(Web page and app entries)
::::::

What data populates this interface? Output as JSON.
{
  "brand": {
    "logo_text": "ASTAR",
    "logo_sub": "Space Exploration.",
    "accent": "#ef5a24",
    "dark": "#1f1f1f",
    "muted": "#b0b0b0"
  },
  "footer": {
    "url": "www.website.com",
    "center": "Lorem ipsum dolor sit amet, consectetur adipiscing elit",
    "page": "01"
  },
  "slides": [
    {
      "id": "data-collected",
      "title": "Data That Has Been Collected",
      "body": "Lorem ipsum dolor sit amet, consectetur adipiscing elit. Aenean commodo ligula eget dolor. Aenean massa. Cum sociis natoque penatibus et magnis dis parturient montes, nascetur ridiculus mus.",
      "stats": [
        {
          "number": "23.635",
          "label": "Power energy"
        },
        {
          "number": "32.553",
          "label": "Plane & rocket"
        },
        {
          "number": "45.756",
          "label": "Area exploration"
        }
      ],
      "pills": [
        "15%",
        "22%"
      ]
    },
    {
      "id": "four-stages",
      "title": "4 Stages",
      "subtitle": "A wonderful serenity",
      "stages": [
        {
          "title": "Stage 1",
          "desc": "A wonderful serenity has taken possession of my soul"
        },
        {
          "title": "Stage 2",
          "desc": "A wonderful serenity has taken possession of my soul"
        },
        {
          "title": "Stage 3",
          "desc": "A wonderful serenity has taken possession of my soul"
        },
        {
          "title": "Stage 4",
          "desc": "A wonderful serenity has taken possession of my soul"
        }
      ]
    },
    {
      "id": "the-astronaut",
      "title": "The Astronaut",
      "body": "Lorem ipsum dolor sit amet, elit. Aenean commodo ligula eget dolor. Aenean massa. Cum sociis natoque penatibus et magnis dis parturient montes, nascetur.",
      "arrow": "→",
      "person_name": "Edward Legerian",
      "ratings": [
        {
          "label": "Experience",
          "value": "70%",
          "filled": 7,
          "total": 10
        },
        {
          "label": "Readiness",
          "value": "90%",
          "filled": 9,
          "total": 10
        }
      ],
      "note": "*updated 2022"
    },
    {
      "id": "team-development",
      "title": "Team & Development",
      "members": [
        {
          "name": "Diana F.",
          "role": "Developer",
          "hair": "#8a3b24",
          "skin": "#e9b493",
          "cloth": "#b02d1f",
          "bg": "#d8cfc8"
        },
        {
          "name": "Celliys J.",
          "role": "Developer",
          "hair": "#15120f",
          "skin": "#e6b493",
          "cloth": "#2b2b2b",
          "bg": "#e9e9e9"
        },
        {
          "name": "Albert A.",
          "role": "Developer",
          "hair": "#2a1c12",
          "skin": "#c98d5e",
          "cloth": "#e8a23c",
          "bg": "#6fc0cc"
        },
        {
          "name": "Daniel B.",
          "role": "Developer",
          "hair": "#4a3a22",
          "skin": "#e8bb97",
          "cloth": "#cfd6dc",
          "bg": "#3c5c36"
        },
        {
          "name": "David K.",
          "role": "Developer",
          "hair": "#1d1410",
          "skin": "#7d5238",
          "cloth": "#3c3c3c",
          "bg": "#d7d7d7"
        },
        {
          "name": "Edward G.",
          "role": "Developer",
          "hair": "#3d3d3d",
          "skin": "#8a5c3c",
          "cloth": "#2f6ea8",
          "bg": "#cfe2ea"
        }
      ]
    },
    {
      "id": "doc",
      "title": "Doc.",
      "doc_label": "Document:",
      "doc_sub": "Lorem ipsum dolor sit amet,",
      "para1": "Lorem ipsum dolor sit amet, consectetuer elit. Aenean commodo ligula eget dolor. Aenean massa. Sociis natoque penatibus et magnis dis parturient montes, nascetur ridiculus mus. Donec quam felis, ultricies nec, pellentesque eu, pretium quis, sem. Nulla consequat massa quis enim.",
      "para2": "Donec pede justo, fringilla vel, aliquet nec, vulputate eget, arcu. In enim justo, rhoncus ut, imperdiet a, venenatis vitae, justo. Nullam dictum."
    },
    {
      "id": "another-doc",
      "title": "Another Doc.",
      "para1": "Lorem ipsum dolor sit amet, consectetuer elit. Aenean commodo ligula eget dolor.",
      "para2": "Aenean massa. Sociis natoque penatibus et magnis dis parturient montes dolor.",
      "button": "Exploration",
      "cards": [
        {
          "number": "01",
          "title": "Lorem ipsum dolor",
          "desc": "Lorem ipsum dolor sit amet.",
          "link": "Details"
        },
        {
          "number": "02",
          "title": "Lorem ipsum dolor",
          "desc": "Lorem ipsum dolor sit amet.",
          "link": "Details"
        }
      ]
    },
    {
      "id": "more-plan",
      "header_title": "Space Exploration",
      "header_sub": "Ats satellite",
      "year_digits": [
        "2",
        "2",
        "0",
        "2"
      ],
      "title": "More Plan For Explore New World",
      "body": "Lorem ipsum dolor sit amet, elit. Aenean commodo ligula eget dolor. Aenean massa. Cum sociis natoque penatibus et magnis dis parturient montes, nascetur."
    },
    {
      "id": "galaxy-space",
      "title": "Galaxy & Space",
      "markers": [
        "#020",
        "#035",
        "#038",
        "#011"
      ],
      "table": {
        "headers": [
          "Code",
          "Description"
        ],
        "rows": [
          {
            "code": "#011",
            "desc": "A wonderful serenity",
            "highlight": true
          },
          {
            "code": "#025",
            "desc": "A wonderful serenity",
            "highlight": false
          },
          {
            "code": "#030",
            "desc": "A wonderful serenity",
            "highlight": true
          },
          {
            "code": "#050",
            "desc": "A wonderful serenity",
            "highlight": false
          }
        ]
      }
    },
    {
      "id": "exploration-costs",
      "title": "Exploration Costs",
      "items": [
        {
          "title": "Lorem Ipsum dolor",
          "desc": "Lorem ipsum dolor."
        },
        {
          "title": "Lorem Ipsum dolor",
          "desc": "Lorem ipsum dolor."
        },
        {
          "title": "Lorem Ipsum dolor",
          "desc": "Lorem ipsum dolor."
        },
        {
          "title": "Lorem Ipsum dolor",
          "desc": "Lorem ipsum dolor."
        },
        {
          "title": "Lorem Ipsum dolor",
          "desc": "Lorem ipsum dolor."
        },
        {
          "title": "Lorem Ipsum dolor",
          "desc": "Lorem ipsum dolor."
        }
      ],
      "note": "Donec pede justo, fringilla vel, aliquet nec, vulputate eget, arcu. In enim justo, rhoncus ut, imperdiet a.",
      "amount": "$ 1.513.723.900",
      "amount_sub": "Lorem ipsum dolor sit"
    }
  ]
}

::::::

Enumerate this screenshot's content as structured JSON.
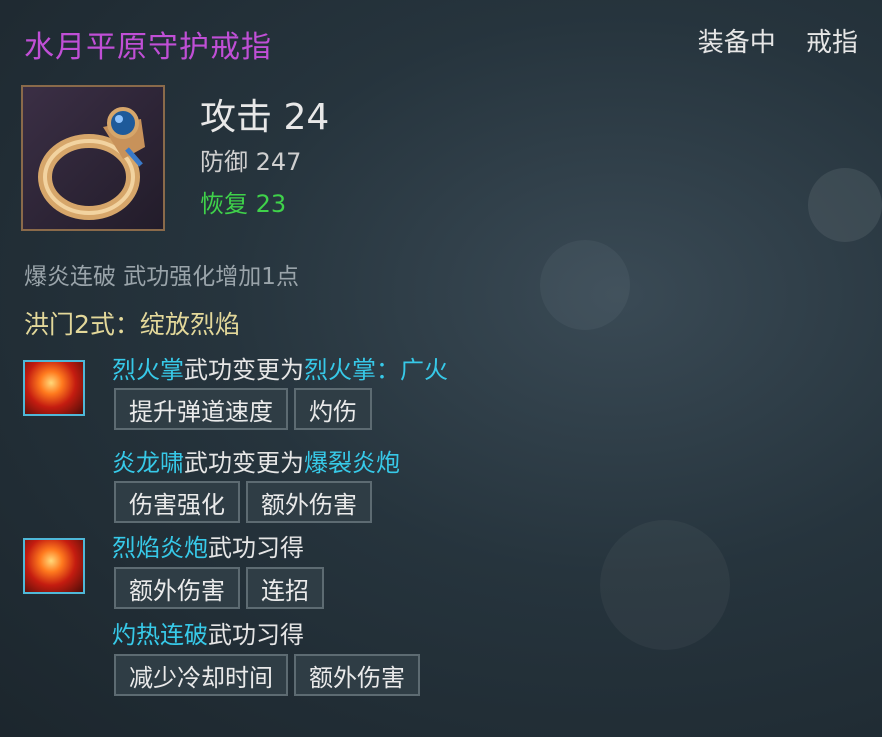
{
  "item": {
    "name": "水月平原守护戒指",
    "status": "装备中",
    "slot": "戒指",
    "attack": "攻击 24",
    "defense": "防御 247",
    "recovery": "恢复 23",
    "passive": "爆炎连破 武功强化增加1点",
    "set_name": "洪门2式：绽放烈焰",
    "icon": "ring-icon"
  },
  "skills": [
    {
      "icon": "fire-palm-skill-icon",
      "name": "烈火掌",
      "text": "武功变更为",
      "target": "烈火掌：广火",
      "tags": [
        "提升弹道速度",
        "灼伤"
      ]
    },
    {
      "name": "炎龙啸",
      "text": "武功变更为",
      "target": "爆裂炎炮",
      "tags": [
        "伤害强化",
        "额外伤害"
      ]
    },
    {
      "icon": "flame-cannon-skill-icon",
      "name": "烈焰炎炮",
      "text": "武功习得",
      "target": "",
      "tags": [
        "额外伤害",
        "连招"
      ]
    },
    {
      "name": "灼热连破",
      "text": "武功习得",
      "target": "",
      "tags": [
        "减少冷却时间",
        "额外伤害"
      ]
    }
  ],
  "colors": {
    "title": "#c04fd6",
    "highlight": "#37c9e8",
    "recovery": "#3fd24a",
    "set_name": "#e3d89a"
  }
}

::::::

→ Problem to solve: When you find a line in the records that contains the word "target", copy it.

→ Result of the task:
      "target": "烈火掌：广火",
      "target": "爆裂炎炮",
      "target": "",
      "target": "",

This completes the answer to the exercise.